Look through the listing below, and wherever a line has the string "Klawisze", copy it.

RECORDS FOR THIS EXERCISE below:

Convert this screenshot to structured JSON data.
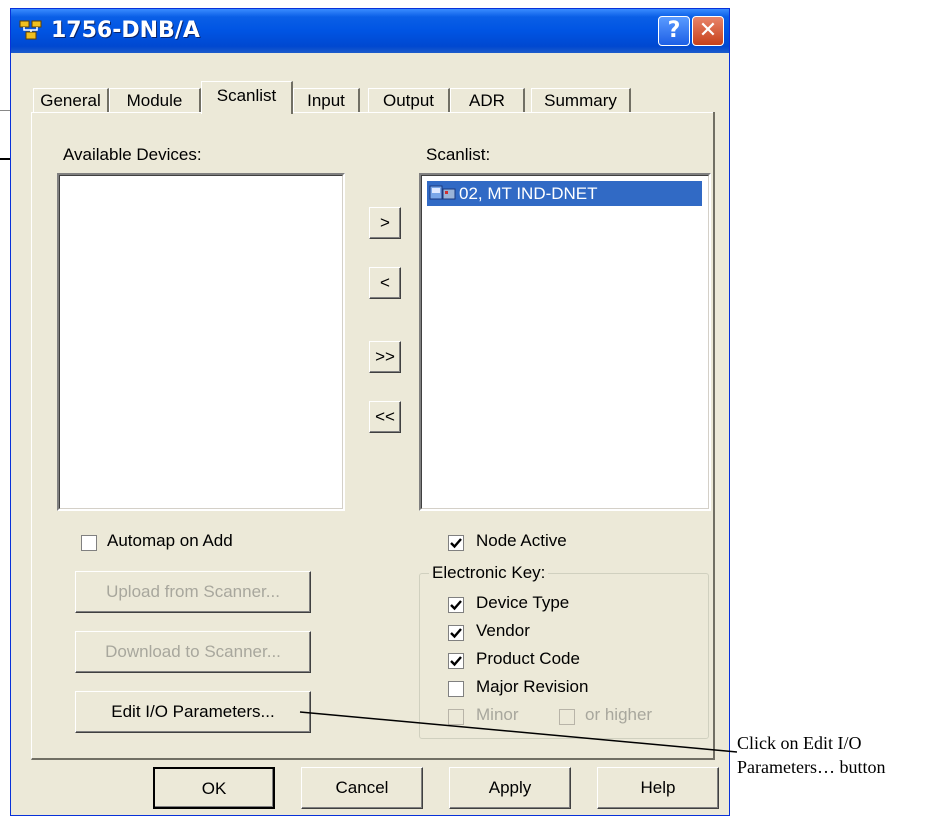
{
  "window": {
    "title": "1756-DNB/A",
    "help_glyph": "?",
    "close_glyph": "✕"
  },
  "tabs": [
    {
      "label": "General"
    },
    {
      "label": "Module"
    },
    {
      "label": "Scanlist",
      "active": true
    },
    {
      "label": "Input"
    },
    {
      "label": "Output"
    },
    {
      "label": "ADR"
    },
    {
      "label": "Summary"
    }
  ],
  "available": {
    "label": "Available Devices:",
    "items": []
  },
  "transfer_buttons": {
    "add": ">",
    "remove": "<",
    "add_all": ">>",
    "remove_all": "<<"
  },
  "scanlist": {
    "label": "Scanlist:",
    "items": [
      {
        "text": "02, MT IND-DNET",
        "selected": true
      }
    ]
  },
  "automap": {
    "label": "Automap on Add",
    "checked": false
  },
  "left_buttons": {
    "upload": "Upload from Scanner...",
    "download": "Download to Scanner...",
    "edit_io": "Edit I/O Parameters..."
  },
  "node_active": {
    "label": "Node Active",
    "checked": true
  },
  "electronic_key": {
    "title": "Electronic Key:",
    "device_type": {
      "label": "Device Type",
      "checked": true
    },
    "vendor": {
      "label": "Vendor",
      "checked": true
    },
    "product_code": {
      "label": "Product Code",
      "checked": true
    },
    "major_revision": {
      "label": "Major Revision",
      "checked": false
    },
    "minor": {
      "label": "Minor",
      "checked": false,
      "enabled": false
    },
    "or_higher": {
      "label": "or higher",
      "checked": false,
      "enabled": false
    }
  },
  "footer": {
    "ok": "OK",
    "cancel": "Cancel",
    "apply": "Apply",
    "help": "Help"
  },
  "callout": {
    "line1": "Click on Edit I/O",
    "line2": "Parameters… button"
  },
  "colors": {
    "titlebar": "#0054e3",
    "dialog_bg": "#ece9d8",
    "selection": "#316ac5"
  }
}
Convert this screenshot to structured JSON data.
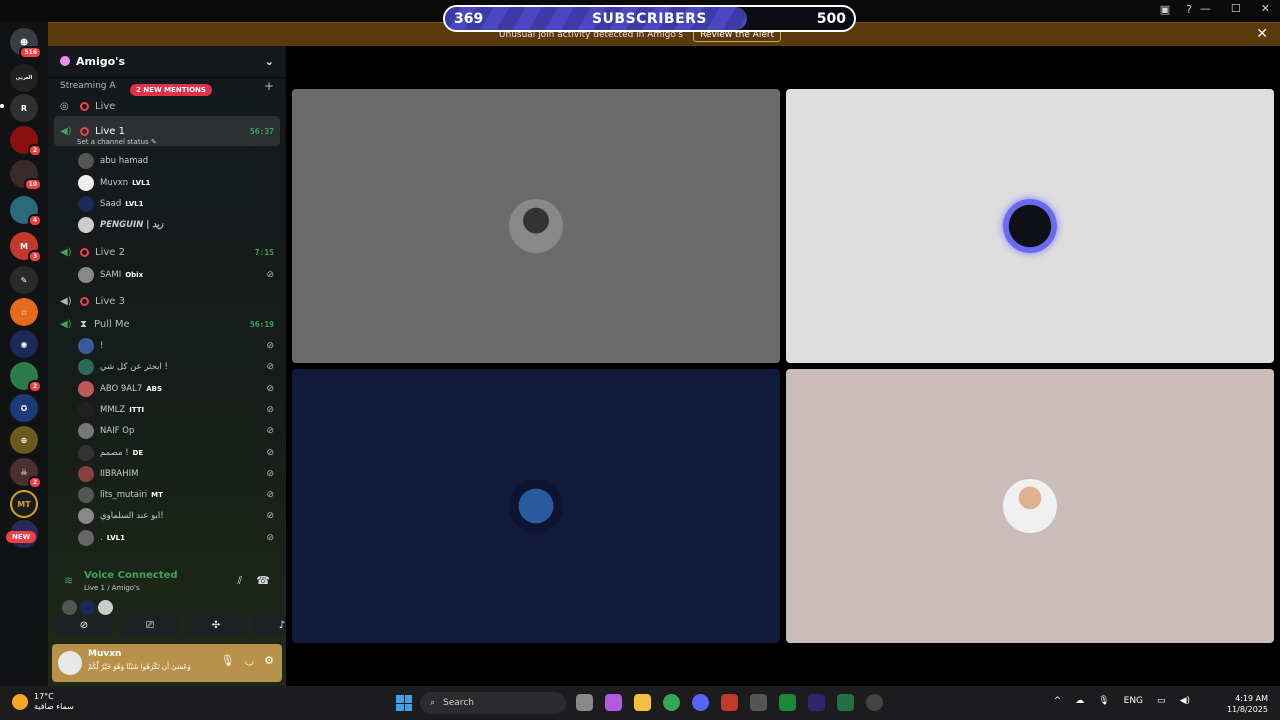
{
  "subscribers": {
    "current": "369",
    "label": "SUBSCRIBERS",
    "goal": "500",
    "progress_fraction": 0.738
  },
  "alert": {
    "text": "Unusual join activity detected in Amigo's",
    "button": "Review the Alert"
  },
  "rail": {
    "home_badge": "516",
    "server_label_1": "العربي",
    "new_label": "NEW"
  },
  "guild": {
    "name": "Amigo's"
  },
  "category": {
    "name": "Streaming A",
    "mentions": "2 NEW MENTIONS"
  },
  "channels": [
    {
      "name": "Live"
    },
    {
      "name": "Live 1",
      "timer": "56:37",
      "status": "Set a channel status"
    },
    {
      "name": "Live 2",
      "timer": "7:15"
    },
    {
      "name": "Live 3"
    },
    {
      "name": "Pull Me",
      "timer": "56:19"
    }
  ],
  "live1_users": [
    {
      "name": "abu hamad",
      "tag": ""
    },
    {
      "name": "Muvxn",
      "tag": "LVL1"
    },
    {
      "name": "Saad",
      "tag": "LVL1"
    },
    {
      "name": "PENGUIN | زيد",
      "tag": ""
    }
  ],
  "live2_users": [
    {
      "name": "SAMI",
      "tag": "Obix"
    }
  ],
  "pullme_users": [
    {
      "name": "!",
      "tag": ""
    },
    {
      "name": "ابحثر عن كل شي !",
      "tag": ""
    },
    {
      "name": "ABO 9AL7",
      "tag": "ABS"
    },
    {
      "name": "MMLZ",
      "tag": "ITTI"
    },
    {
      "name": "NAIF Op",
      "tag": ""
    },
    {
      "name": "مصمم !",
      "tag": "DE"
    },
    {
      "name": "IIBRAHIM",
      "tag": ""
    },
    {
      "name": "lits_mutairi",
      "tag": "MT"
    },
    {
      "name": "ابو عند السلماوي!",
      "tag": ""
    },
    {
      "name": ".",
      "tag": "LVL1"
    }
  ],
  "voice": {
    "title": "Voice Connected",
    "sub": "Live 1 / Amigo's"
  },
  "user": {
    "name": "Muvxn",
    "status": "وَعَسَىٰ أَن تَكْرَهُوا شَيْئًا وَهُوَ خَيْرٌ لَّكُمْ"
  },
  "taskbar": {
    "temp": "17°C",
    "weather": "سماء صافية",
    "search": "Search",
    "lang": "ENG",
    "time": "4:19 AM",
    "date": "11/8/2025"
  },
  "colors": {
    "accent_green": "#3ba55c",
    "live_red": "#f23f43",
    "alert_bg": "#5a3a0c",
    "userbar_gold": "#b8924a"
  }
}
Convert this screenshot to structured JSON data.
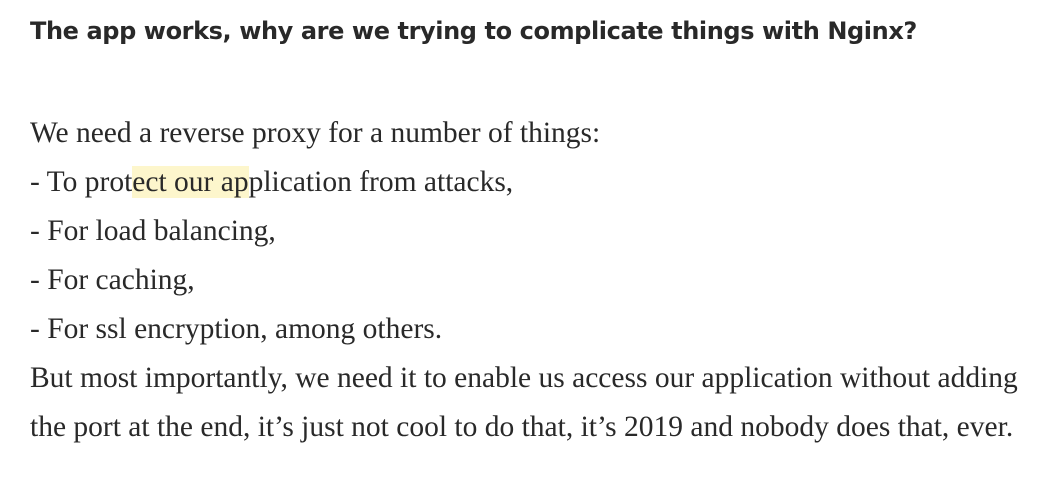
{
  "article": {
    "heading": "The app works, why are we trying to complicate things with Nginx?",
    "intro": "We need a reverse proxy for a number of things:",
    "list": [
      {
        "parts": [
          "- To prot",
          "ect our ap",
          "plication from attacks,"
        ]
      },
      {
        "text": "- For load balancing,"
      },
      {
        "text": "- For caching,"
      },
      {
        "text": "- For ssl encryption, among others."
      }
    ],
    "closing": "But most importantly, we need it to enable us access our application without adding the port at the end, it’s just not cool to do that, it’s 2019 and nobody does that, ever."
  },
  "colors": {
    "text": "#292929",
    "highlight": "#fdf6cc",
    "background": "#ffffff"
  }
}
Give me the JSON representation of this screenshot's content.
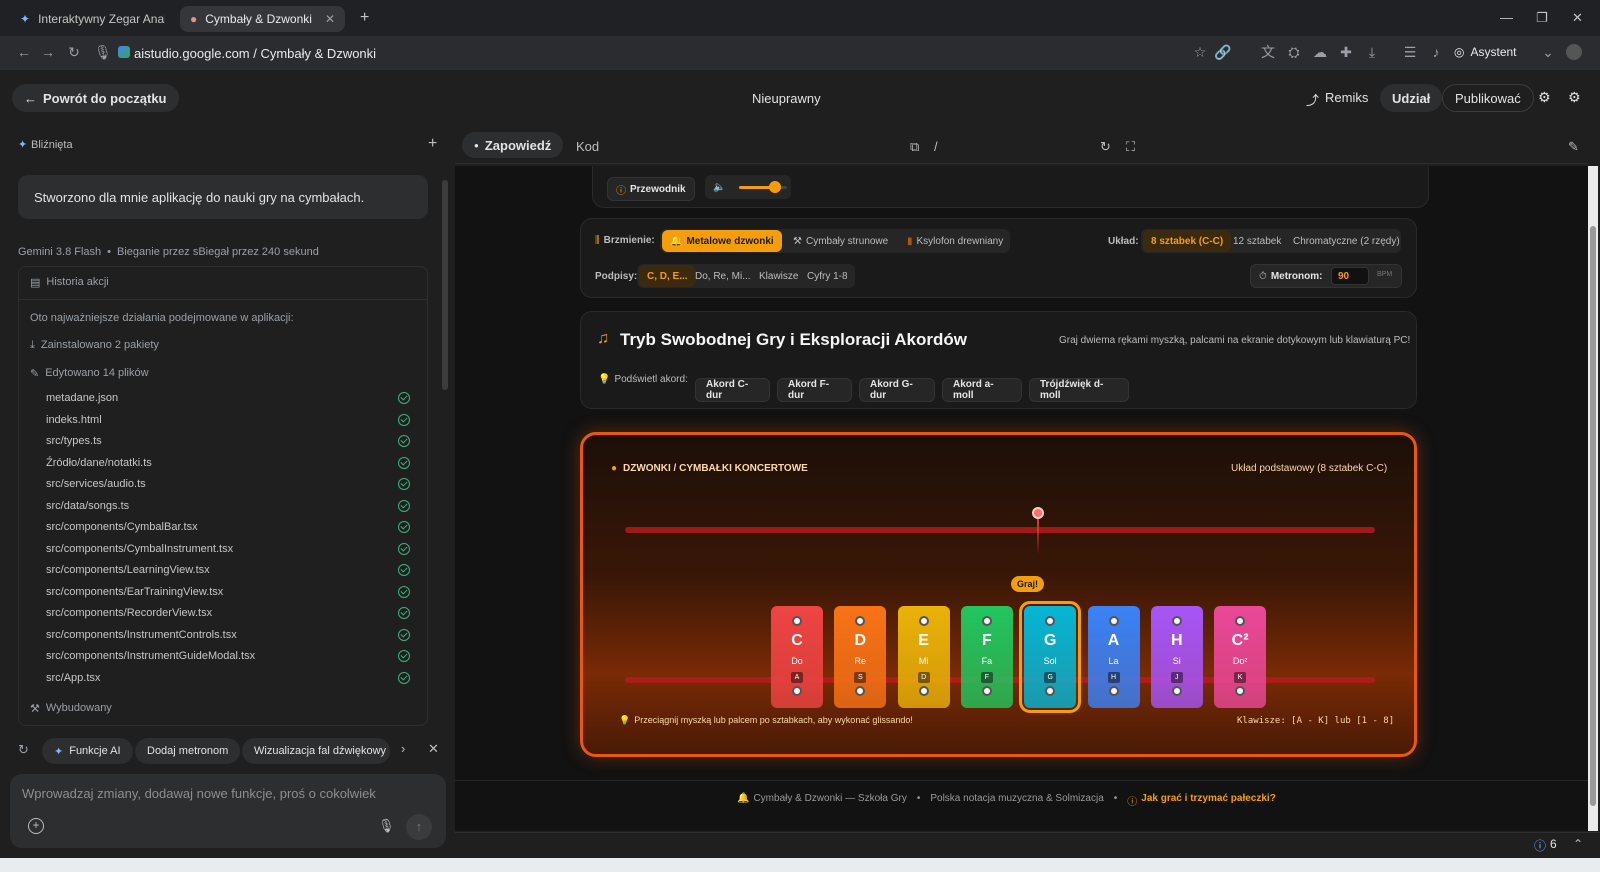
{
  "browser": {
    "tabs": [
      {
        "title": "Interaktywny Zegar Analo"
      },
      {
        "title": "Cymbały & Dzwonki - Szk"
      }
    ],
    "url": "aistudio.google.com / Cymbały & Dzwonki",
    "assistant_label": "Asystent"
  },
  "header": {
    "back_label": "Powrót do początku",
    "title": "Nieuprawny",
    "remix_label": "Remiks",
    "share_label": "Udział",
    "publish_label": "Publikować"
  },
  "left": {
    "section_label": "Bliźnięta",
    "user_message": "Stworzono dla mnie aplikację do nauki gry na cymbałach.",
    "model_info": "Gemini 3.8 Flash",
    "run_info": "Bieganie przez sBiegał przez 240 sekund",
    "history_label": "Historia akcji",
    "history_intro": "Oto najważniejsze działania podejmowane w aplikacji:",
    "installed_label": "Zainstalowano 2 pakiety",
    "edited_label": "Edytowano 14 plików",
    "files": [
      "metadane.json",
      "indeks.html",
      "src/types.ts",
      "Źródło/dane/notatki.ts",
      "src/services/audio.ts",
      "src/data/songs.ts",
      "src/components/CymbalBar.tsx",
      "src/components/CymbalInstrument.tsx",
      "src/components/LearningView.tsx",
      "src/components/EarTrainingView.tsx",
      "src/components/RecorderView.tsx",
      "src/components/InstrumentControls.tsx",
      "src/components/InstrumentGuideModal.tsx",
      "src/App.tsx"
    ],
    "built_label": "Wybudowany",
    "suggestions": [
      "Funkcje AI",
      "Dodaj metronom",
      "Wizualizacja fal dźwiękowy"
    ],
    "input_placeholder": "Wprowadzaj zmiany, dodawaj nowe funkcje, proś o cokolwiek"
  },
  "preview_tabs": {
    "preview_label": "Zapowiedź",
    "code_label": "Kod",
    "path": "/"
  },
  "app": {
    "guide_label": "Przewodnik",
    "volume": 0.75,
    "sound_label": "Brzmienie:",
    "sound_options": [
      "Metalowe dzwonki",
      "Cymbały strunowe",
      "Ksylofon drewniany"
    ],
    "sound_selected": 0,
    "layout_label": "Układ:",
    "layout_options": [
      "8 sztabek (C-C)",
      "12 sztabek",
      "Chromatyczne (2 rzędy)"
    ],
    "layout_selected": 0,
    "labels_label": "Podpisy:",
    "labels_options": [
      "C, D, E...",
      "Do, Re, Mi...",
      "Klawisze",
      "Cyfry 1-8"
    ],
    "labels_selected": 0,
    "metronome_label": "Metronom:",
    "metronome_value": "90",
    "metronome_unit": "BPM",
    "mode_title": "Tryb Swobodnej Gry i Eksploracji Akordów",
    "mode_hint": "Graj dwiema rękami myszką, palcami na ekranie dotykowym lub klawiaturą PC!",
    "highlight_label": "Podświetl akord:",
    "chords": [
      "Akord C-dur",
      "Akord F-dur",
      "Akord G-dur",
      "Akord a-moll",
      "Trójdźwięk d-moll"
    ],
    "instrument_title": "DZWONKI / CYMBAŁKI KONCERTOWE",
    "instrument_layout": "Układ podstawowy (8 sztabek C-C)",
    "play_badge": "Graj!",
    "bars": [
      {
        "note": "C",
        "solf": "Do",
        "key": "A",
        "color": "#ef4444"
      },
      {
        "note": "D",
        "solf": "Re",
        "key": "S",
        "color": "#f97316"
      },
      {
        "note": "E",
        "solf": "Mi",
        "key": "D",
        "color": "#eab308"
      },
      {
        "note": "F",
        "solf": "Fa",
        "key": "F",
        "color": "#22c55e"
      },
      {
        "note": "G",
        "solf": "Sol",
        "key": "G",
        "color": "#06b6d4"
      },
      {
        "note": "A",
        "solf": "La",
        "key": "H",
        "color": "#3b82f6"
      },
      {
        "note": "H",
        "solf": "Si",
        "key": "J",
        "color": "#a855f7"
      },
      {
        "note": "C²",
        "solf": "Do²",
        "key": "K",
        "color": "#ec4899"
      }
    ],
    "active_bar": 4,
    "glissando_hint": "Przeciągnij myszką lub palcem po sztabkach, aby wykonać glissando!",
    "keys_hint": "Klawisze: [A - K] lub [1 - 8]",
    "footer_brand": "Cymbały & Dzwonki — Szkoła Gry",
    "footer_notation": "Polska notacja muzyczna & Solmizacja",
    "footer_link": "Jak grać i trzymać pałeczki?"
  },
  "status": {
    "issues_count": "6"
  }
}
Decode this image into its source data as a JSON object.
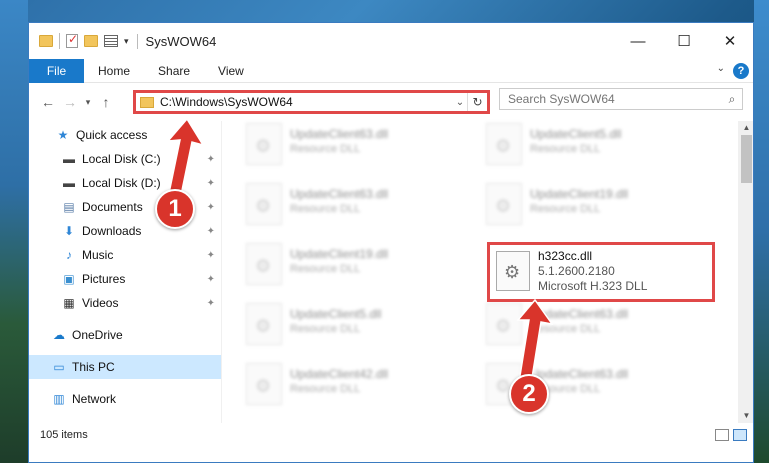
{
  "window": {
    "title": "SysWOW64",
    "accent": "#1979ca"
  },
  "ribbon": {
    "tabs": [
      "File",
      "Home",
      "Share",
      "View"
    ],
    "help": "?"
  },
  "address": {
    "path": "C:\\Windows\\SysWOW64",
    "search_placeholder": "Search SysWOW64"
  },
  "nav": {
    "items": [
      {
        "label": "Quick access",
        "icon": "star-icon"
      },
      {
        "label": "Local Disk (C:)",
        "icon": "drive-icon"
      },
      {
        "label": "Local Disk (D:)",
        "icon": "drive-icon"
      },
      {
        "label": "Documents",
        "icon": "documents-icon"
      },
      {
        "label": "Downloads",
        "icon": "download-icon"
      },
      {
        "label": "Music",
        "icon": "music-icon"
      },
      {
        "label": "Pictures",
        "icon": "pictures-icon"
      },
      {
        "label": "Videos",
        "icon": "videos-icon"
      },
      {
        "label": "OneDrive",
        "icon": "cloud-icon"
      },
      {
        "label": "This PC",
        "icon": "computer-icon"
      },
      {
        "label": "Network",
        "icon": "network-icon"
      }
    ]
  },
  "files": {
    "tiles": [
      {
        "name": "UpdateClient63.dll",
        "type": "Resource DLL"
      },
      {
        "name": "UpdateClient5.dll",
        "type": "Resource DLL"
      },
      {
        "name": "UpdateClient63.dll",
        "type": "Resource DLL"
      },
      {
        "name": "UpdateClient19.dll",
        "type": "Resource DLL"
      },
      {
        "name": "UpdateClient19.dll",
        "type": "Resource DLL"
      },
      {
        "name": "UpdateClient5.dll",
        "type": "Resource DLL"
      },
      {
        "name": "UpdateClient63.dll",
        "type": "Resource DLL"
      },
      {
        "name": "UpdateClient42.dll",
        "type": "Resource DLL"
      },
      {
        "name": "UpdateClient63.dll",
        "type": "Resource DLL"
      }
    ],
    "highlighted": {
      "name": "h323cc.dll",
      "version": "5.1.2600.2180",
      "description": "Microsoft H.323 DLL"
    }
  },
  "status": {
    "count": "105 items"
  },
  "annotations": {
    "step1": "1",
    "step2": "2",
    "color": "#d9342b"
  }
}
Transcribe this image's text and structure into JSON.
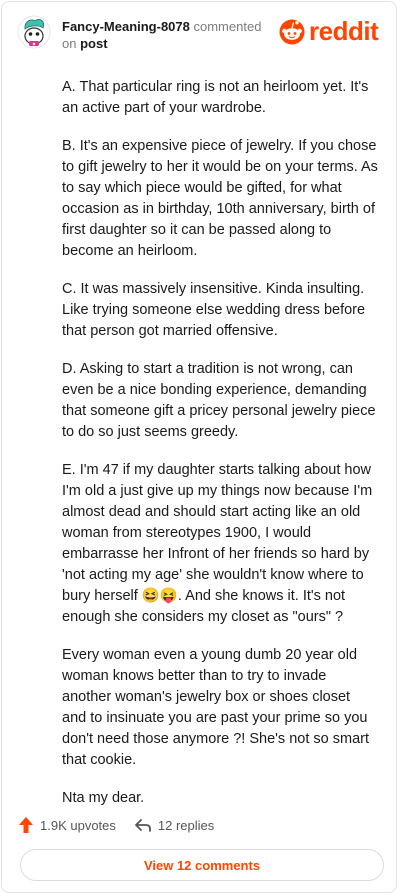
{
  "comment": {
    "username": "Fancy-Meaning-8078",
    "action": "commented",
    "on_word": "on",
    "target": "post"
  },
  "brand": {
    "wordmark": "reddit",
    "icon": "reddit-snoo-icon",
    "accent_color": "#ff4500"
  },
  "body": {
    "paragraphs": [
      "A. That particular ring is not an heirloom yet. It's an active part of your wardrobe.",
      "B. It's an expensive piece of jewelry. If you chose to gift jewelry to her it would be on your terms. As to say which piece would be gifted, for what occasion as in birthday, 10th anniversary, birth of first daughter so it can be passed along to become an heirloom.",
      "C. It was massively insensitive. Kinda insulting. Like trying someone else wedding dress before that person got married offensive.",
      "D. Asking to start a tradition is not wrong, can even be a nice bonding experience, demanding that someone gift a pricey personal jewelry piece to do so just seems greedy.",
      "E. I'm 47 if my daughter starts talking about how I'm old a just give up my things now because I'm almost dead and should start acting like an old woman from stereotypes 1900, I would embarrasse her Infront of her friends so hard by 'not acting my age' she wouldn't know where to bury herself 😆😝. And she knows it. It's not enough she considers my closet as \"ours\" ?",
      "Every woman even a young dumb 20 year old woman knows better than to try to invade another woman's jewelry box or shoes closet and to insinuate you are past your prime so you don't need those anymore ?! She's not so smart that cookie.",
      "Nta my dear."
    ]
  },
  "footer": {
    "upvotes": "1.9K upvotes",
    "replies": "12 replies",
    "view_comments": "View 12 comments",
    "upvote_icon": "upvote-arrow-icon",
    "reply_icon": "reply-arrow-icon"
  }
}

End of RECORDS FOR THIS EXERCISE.

**WRITTEN ANSWER**
      "Klawisze",
    "keys_hint": "Klawisze: [A - K] lub [1 - 8]",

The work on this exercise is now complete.